[Interface dataset entries]
_ _ _ _ _ _ _

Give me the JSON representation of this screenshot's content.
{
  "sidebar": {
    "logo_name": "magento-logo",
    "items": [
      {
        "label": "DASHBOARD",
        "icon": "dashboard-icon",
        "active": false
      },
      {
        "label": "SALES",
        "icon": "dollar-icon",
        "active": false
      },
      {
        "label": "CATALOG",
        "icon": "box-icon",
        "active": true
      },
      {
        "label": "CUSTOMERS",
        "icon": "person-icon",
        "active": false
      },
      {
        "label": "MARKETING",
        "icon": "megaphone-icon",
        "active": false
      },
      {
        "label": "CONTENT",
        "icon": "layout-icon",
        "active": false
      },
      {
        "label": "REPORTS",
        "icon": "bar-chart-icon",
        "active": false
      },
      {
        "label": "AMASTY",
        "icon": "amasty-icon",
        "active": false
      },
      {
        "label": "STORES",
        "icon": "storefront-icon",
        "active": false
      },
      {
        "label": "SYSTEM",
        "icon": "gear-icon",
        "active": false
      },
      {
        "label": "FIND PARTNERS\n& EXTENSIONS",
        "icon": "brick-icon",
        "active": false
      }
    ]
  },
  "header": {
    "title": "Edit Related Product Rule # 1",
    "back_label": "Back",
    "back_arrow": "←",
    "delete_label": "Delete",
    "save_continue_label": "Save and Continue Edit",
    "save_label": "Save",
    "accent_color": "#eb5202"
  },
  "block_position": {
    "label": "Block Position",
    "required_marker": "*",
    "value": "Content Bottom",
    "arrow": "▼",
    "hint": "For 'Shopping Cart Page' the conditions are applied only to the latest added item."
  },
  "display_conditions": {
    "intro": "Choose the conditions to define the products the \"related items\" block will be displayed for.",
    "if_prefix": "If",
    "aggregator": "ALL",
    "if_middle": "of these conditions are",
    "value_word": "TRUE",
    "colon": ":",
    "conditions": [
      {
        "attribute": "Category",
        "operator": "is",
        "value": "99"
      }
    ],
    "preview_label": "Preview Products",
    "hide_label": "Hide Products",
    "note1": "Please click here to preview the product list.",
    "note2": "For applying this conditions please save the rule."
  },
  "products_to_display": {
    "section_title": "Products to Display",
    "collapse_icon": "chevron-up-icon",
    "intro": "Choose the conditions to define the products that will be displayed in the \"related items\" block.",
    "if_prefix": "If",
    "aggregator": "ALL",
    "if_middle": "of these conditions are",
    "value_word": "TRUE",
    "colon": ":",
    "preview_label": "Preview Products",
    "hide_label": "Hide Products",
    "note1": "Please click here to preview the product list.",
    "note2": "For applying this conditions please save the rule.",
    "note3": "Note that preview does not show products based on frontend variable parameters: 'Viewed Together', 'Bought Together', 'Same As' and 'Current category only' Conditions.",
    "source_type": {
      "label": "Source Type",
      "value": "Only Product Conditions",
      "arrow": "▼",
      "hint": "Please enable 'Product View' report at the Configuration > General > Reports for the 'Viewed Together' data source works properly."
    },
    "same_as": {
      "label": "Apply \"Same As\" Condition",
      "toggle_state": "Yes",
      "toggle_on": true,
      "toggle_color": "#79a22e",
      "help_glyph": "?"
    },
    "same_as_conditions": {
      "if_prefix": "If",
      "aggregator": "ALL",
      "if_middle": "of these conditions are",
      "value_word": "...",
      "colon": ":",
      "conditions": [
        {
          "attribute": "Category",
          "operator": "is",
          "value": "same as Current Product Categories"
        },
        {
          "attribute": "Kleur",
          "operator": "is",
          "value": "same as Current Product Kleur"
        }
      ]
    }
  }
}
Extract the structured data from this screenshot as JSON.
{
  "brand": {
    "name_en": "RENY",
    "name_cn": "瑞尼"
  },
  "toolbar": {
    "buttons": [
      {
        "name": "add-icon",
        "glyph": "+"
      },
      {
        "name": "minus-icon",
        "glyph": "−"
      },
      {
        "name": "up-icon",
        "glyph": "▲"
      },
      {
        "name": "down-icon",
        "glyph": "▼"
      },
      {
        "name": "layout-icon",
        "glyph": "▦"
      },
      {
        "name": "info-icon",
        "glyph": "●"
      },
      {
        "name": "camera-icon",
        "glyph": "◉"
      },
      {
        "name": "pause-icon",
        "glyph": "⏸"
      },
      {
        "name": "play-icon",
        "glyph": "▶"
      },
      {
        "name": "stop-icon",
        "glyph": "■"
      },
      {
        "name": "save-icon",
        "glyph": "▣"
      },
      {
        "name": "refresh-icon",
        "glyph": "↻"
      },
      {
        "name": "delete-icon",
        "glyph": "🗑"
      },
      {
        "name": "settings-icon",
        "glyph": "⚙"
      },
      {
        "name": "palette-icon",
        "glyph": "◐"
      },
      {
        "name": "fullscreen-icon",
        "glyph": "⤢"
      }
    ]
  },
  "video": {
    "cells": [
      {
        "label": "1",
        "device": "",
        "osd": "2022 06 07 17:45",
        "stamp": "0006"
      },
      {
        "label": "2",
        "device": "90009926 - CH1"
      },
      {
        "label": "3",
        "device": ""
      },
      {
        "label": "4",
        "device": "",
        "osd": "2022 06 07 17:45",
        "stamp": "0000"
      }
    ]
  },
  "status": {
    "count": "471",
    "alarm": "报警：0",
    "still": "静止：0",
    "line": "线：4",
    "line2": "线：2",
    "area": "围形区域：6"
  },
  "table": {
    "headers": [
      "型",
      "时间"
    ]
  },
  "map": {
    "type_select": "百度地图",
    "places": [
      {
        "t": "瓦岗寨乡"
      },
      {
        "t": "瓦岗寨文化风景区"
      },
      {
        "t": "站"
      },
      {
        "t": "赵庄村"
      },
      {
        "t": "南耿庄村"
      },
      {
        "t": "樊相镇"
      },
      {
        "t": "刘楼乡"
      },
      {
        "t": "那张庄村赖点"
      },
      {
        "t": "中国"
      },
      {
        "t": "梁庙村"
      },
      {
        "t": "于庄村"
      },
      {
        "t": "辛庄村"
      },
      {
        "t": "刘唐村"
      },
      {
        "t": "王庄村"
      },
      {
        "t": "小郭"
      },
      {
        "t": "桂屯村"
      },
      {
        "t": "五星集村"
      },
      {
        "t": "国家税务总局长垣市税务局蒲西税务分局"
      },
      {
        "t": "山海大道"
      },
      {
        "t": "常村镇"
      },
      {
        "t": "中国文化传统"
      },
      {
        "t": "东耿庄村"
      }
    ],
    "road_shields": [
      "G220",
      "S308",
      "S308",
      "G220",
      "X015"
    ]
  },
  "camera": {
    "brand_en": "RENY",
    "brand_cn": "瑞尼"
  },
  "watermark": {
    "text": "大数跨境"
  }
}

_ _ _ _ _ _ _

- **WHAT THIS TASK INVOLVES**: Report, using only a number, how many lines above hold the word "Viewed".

- **RESULT OF THE TASK**: 2